The third chapter of Price's book is a beautiful read that awakens pleasant feelings in my imagination yet at the same time arouses feelings of empty longing for a time and place unreachable. The Loetschental valley of Switzerland sounds like a place I would have like to have lived at that time. I wonder what it is like today, and what the health of the people there is like today.
No trucks nor even horses and wagons, let alone tractors, are available to bear the burdens up and down the mountain sides. This is all done on human backs for which the hearts of the people have been made especially strong. p24
According to Price, their diet consisted of rye bread, milk, cheese and meat once per week, with very few vegetables. Fascinating, really. Modern diet gurus all preach the mantra of much fruit and vegetables with a balance of other foods. How is it possible that people could be healthy on what every modern nutritionist would term woefully inadequate?
When one has watched for days the childlife in those high Alpine preserves of superior manhood; when one has contrasted these people with the pinched and sallow, even deformed, faces and distorted bodies that are produced by our modern civilization and its diets; and when one has contrasted the unsurpassed beauty of the faces of these children developed on Nature's primitive foods with the varied assortment of modern civilization's children with their defective facial development, he finds himself filled with an earnest desire to see that this betterment is made available for modern civilization. p.30
This sort of comment is enough to prove to me that the diet of my youth was wrong. But it is difficult to find people of good physique in North America anymore. Even among the conservative Anabaptists, like Amish and Mennonites, many of their people eat a diet high in sugar and vegetable fats; often one can be served "vegetables" at supper which is nothing more than instant flavored gelatin. There are a few though. We know one family where the children have never even seen a candy. Such blessed children they are! I hope they never do know what a candy is... or at least I hope their teeth never touch one. The people of the Loetschental valley surely didn't know what candy was.
They have been born and raised in the Loetschental Valley or other isolated valleys of Switzerland which provide the excellent nutrition that we have been reviewing. They have been taught little regarding the use of tooth brushes. Their teeth have typical deposits of unscrubbed mouths; yet they are almost completely free from dental caries, as are the other individuals of the group they represent. In a study of 4,280 teeth of the children of these high valleys, only 3.4 per cent were found to have been attacked by tooth decay. This is in striking contrast to the conditions found in the modernized sections using the modern foods. p.32
So now I must even question the use of tooth brushes! I have for a long time known that fluoride is ineffective at preventing cavities and is actually very toxic to the human body, and learned at an early age that it is more important to brush the gums than that teeth, but I had not questioned even using a tooth brush.
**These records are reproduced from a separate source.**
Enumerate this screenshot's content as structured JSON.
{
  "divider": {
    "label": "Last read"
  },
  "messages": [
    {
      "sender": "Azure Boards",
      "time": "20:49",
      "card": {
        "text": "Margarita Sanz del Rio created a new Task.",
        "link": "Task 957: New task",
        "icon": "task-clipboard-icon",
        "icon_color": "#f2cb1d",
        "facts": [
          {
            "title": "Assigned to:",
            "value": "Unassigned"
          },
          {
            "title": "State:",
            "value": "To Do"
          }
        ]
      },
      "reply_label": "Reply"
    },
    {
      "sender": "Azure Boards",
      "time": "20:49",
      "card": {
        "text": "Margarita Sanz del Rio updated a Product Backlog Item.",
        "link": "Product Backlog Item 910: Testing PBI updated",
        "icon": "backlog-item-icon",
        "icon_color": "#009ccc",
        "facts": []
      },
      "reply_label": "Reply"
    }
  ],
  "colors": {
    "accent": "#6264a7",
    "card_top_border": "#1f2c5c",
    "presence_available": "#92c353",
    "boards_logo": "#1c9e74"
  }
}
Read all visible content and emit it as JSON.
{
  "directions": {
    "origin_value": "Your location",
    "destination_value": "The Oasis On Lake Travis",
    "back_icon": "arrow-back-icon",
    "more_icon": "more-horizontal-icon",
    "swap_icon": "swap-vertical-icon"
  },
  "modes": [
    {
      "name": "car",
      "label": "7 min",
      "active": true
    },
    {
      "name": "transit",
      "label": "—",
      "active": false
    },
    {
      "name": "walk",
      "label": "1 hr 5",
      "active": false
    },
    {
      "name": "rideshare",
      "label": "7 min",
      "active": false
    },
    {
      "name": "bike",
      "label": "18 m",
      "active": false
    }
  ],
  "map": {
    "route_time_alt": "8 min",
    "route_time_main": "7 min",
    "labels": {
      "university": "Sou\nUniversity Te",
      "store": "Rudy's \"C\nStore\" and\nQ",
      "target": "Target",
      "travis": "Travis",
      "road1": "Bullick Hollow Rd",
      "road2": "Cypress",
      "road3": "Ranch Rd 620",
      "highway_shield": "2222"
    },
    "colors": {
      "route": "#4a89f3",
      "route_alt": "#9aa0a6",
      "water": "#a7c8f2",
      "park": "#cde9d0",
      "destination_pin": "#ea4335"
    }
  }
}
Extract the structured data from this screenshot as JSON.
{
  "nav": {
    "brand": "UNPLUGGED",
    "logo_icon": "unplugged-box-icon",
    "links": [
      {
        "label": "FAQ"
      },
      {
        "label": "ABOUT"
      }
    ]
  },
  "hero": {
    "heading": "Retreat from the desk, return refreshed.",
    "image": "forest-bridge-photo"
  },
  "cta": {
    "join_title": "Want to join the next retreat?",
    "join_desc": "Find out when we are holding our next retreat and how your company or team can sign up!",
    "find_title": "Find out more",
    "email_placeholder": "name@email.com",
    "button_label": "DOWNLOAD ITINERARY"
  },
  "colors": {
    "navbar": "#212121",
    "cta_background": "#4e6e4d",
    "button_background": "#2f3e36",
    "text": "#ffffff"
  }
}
High immunity to dental caries, freedom from deformity of the dental arches and face, and sturdy physiques with high immunity to disease were all found associated with physical isolation, and with forced limitation in selection of foods. This resulted in a very liberal use of dairy products and whole-rye bread, in connection with plant foods, and with meat served about once a week.
The individuals in the modernized districts were found to have wide-spread tooth decay. Many had facial and dental arch deformities and much susceptibility to diseases. These conditions were associated with the use of refined cereal flours, a high intake of sweets, canned goods, sweetened fruits, chocolate; and a greatly reduced use of dairy products. p.39-40 (note: "dairy products" refers only to raw, unpasturized diary)I find it difficult, at times, to comment on Price's writing, because it just speaks for itself, so clearly. Even though I was raised to think "scientifically" and trust only in repeatable experiments and provable statistics, I have always intrinsically known that observation is often a better indication of the truth of a whole system. For example, the DNA in one of my chickens is the same throughout the bird. The DNA is the same in the foot, as the feather, as the beak, as the comb, as the heart; science has done a wonderful job explaining that, but what it has not even attempted to do is explain how the foot knows to be a foot, the heart a heart, the beak a beak, etc. There are mysteries that science cannot explain, that observation leads us to simply call it a chicken.
So how should we respond to such claims by Price that the poor, unlearned peasants were much healthier than the studied, monied, city folks? I'm not sure it's appropriate to respond. I think the better thing to do is to, like Price, observe, take it in, and learn.